September 14, 2016
Revenge in a Cold River
I enjoy Anne Perry's mysteries very much, both the series about Thomas and Charlotte Pitt, set in the late 1800s, and her series (this one) about William and Hester Monk, set in the middle of that century. They're consistently good: very well written, with very well drawn characters; I always look forward to the next book in these very long running series, knowing I'll enjoy them. I'm slightly fonder of the Monks, if only because in this series the arcs that Perry writes into the lives of her recurring characters are little more dramatic.
Monk is the Commander of London's River Police, and in this book he is still reeling from a battle with gun smugglers and river pirates that resulted in serious injuries for Monk and his officers and the death of his closest colleague. Monk is sure that the River Police were betrayed, and strongly suspects that McNab, an officer in the Customs service, was involved, so he is suspicious when McNab brings him in on the investigation into the death of an escaped prisoner. The two men hate each other, but Monk doesn't know where McNab's enmity comes from; even worse, Monk realizes that McNab knows his deepest secret: after a carriage accident thirteen years before, Monk has no memory of his early life, only secondhand glimpses of the man he was. As the investigation turns against him, he begins to know more about his past, in a very unexpected place.
Revenge in a Cold River has just been published by Random House/Ballantine Books. Thank you to NetGalley and the publisher for the opportunity to read it!

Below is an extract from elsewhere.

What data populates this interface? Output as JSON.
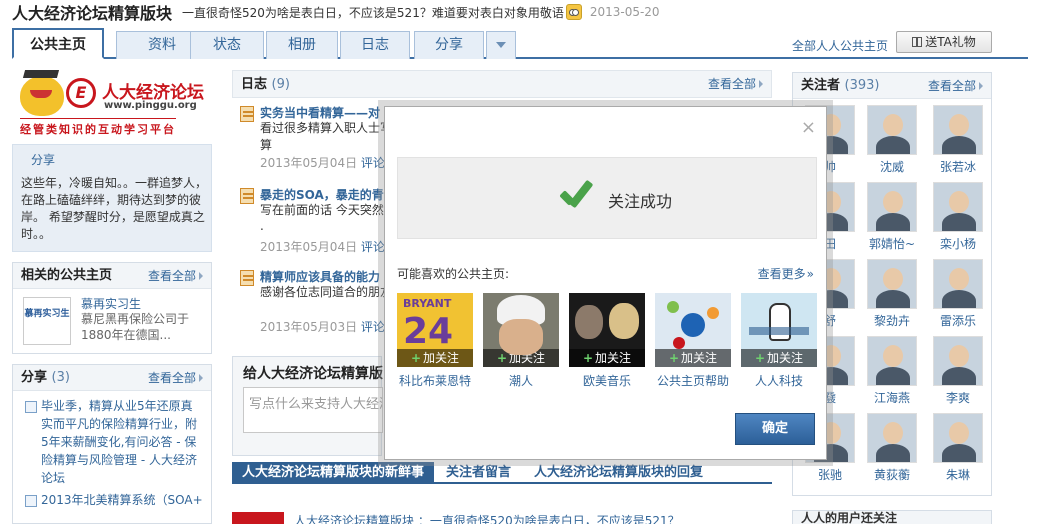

Revenge in a Cold River, by Anne Perry
Random House, 2016
Advance copy, via NetGalley
#6barsets #emma200th #maisie #PalliserParty #Woolfalong A.A. Milne Agatha Christie Alexander McCall Smith Allison Pearson Amy Lowell Angela Thirkell Ann Bridge Anne Perry Anthony Trollope Anticipation Armchair Travels Art Audiobooks Barbara Pym Biography Bloomsbury Bookish things Boston British Library Crime Classics Cambridge Cathleen Schine Charles Dickens Coffee-table books Cookbooks D.E. Stevenson Deborah Crombie Donna Leon Dorothy L. Sayers Dorothy Whipple E.H. Young E.M. Delafield E.M. Forster Edith Wharton Elinor Lipman Elizabeth Gaskell Elizabeth Jenkins Elizabeth Taylor Elizabeth von Arnim Ellizabeth Taylor Emily Dickinson Ernest Hemingway Essays Eudora Welty Fiction Films Food from Books Food Writing Found on a Blog George Eliot Georgette Heyer Helen Ashton Henry James History Homes and Haunts Ideas Imogen Robertson Isabella Stewart Gardner Jacqueline Winspear Jane Austen Joanna Trollope Julia Child Language Laurie Colwin Letters Library Books Literature Louise Andrews Kent Louise Penny M.F.K. Fisher Madame Bovary Madame de Sévigné Madame de Staël Margaret Kennedy Margery Sharp Martha Grimes Mary Shelley Memoirs Miss Read My Year with Edith Mysteries Nathaniel Hawthorne Nonfiction Nook Only Connect P.D. James Paris in July Persephones Plays Poetry Pride and Prejudice 200 Queen Victoria R.I.P. Reading England 2015 Ruth Rendell Sarah Orne Jewett Short Stories Switzerland Sylvia Beach Team Middlemarch The 1924 Club The Brontës the Carlyles The Classics Club Thomas Hardy Virago Virginia Woolf Washington Irving Willa Cather William Maxwell Winifred Peck Winifred Watson